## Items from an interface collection
-- -- --

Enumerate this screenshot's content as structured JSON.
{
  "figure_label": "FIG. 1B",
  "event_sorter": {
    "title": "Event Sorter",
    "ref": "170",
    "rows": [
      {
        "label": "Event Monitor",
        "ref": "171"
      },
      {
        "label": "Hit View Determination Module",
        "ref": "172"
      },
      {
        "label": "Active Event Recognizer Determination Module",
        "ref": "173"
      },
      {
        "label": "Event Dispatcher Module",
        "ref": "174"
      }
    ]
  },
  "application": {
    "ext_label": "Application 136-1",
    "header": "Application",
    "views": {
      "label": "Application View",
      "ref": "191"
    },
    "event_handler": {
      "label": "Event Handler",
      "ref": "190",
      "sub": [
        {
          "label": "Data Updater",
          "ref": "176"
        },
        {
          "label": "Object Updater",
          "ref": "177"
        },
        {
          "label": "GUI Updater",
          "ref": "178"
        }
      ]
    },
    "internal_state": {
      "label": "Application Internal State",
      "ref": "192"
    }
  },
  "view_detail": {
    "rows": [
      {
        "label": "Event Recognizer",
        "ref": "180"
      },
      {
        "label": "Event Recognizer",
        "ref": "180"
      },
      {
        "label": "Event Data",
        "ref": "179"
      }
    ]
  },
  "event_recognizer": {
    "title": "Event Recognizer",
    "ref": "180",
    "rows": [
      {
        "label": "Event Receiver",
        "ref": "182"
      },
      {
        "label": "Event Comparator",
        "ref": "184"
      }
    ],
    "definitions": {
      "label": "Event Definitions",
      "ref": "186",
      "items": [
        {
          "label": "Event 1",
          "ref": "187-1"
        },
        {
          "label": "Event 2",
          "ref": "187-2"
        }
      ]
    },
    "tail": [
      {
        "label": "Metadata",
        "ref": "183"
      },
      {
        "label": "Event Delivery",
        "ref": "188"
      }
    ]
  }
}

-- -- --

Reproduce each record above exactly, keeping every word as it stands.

## Response area
Enumerate this screenshot's content as structured JSON.
{
  "figure_label": "FIG. 1B",
  "event_sorter": {
    "title": "Event Sorter",
    "ref": "170",
    "rows": [
      {
        "label": "Event Monitor",
        "ref": "171"
      },
      {
        "label": "Hit View Determination Module",
        "ref": "172"
      },
      {
        "label": "Active Event Recognizer Determination Module",
        "ref": "173"
      },
      {
        "label": "Event Dispatcher Module",
        "ref": "174"
      }
    ]
  },
  "application": {
    "ext_label": "Application 136-1",
    "header": "Application",
    "views": {
      "label": "Application View",
      "ref": "191"
    },
    "event_handler": {
      "label": "Event Handler",
      "ref": "190",
      "sub": [
        {
          "label": "Data Updater",
          "ref": "176"
        },
        {
          "label": "Object Updater",
          "ref": "177"
        },
        {
          "label": "GUI Updater",
          "ref": "178"
        }
      ]
    },
    "internal_state": {
      "label": "Application Internal State",
      "ref": "192"
    }
  },
  "view_detail": {
    "rows": [
      {
        "label": "Event Recognizer",
        "ref": "180"
      },
      {
        "label": "Event Recognizer",
        "ref": "180"
      },
      {
        "label": "Event Data",
        "ref": "179"
      }
    ]
  },
  "event_recognizer": {
    "title": "Event Recognizer",
    "ref": "180",
    "rows": [
      {
        "label": "Event Receiver",
        "ref": "182"
      },
      {
        "label": "Event Comparator",
        "ref": "184"
      }
    ],
    "definitions": {
      "label": "Event Definitions",
      "ref": "186",
      "items": [
        {
          "label": "Event 1",
          "ref": "187-1"
        },
        {
          "label": "Event 2",
          "ref": "187-2"
        }
      ]
    },
    "tail": [
      {
        "label": "Metadata",
        "ref": "183"
      },
      {
        "label": "Event Delivery",
        "ref": "188"
      }
    ]
  }
}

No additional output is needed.